-- Exercise instructions --
Give the number of lines in the records that include the word "text", and nothing besides.

-- Dataset entries --
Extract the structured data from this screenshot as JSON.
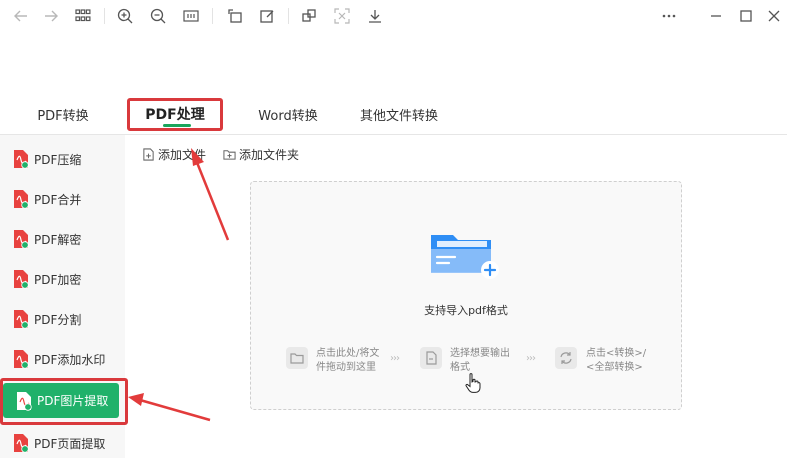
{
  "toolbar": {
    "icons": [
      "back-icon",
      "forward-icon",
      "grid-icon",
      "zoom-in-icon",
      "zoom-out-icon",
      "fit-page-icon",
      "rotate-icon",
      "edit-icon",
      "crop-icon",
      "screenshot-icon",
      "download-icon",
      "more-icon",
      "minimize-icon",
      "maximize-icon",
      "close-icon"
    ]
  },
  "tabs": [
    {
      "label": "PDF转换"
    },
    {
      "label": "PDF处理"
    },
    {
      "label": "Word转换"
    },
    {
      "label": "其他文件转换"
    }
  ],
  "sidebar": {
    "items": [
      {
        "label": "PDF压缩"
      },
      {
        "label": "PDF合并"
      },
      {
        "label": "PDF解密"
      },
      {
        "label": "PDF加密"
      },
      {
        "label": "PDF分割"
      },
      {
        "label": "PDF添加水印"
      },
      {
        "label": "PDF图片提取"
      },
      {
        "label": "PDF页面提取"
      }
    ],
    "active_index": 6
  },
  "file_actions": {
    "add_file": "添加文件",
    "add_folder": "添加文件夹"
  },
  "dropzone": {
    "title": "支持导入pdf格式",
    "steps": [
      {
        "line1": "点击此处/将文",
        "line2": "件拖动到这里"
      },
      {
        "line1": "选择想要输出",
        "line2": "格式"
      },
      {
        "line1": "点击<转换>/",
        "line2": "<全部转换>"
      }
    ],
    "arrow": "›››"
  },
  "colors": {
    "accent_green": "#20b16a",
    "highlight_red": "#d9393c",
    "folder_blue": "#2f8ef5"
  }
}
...
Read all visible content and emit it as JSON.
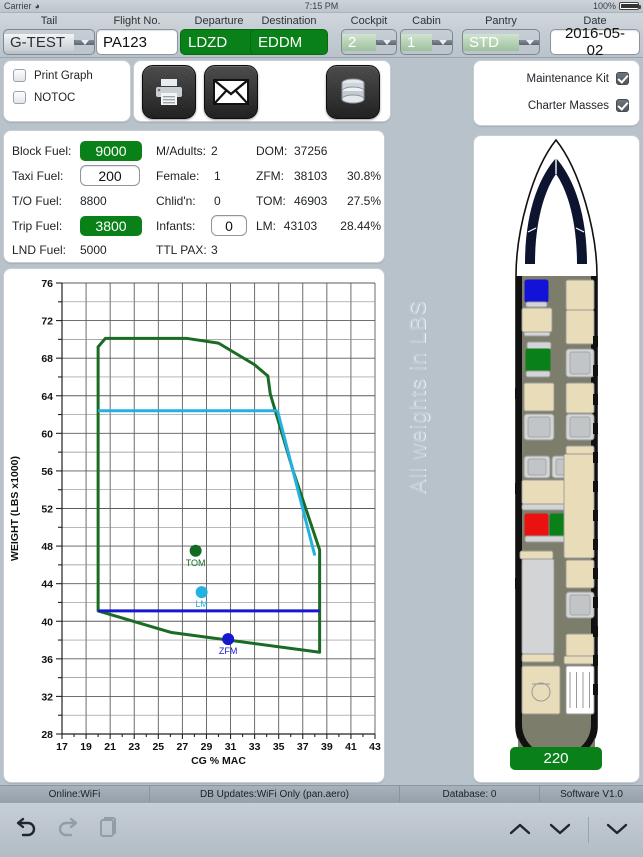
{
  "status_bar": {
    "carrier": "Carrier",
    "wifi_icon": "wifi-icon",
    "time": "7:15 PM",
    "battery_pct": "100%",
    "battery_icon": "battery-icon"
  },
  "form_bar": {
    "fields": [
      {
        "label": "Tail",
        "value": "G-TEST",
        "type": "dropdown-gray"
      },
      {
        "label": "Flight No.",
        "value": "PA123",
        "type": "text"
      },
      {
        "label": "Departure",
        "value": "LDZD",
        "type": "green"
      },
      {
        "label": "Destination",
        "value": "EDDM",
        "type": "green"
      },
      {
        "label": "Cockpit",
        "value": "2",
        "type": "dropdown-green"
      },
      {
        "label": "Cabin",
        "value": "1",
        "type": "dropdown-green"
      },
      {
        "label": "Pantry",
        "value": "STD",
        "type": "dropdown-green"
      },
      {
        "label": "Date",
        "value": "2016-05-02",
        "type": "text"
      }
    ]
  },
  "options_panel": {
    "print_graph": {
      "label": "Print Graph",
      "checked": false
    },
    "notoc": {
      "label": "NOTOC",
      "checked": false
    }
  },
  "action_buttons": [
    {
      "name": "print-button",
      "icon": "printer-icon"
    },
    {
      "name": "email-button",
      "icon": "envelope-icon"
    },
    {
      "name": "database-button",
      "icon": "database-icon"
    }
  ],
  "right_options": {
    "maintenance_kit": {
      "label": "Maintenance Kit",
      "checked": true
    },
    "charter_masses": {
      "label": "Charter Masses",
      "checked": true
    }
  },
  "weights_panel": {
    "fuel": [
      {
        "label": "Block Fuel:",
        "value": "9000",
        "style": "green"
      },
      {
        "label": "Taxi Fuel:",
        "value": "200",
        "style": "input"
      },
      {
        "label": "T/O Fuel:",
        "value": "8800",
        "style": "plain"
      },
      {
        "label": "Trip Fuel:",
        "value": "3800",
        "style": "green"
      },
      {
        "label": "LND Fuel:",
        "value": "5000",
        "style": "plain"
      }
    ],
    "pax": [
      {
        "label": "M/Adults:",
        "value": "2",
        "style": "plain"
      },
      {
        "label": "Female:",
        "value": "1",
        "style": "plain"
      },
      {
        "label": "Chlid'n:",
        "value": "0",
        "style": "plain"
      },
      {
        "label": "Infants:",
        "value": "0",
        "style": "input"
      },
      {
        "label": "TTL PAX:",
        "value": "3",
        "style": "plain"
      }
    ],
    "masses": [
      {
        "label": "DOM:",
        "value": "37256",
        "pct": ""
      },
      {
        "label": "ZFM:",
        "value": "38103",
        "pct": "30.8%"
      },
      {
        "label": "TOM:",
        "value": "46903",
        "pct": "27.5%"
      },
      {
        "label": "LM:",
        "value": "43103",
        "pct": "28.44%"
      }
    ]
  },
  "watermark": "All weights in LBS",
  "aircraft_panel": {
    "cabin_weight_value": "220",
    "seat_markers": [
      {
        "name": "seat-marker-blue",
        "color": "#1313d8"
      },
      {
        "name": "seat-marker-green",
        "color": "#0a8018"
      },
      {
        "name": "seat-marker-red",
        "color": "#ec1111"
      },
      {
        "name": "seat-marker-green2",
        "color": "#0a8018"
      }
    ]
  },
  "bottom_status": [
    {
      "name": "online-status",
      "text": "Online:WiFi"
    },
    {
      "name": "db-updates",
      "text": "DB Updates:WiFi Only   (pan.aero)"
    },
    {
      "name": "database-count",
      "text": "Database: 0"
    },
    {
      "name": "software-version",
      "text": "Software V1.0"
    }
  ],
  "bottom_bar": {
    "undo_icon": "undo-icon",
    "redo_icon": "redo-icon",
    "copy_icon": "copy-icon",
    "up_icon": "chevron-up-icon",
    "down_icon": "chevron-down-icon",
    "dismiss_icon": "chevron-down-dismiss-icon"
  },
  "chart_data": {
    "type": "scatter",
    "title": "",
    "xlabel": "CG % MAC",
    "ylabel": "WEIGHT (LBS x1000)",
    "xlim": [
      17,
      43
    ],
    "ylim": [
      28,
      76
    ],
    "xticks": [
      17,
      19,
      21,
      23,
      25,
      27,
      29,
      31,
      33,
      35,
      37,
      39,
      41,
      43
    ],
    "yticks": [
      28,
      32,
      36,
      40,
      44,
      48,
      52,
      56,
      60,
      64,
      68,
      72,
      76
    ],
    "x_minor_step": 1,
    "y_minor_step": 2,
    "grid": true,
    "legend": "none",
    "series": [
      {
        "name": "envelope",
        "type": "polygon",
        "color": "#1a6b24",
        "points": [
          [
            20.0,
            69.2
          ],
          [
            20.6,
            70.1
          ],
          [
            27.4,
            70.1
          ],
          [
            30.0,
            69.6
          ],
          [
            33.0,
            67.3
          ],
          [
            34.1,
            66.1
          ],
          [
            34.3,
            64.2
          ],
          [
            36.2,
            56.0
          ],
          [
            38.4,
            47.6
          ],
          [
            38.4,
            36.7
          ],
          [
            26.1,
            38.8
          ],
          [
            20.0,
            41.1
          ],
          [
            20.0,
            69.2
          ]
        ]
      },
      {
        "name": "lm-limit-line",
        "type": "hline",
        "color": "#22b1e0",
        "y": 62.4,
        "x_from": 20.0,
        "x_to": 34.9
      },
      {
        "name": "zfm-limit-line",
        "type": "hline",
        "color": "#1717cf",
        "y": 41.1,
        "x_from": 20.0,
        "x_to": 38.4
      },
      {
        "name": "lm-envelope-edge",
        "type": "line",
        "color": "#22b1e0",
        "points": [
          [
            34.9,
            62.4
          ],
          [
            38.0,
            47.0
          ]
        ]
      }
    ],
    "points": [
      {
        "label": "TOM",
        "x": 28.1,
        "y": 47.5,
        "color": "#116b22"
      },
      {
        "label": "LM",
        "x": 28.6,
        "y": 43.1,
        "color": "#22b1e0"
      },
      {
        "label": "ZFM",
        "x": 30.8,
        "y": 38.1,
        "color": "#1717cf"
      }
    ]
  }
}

-- Answer area --
6